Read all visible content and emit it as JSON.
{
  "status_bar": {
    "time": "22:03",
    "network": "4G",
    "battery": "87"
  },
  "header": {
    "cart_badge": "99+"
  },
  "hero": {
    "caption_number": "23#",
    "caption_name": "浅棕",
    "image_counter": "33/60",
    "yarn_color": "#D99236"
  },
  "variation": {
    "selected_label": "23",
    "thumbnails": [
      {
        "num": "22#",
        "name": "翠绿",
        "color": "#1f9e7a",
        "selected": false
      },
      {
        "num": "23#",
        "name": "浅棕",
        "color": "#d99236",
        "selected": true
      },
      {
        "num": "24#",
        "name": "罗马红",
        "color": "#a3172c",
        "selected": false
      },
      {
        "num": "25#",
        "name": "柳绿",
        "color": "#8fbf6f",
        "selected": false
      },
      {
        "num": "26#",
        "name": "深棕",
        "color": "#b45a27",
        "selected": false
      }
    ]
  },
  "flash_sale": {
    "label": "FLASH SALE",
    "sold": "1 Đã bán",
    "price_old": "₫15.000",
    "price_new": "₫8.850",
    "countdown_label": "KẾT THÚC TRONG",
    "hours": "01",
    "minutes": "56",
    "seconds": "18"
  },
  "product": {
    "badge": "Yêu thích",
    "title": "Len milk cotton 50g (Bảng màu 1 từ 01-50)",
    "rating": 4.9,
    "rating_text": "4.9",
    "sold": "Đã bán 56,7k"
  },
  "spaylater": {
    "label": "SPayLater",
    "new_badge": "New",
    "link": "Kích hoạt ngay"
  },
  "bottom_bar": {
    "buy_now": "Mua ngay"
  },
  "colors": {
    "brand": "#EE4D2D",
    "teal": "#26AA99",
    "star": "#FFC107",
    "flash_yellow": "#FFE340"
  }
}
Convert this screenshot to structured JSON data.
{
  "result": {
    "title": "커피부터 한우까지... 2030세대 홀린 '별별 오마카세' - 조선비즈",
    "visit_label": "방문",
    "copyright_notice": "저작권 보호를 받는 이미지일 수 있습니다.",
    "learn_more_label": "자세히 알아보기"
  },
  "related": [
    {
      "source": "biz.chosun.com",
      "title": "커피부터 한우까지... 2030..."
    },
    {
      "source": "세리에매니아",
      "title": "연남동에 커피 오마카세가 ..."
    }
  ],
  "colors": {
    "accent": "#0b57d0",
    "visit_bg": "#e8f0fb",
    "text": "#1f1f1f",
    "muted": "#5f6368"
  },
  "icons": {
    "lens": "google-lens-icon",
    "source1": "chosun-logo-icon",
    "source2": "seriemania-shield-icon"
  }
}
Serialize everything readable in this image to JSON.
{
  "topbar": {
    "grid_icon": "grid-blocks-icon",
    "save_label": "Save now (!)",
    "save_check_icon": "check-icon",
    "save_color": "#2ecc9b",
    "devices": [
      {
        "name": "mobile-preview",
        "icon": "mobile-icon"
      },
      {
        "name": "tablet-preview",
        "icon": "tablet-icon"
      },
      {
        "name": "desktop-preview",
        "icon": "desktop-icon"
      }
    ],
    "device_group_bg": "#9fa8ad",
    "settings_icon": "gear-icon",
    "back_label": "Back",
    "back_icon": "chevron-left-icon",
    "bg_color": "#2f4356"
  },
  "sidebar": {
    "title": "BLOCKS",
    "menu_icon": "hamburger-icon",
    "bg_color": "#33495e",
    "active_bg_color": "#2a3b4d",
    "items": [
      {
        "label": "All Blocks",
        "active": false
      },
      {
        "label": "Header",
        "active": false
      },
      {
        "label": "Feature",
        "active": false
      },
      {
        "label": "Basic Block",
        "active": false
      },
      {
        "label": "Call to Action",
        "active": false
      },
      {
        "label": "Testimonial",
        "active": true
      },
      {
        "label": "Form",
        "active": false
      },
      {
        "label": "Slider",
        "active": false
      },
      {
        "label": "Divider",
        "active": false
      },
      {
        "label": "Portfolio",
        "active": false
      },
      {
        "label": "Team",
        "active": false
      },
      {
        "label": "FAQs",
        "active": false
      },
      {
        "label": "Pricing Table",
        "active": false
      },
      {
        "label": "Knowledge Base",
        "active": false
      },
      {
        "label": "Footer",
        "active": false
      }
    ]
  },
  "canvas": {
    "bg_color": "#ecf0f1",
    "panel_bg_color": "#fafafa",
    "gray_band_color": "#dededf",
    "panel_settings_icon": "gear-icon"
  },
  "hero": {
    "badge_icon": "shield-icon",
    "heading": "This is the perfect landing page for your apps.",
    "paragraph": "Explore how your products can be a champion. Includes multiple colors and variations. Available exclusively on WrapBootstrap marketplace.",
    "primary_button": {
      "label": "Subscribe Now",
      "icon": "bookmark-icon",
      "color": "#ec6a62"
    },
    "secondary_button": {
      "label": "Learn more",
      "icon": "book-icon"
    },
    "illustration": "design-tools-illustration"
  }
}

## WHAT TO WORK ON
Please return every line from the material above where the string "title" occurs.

## SOLUTION TO THE PROBLEM
    "title": "Len milk cotton 50g (Bảng màu 1 từ 01-50)",
    "title": "커피부터 한우까지... 2030세대 홀린 '별별 오마카세' - 조선비즈",
      "title": "커피부터 한우까지... 2030..."
      "title": "연남동에 커피 오마카세가 ..."
    "title": "BLOCKS",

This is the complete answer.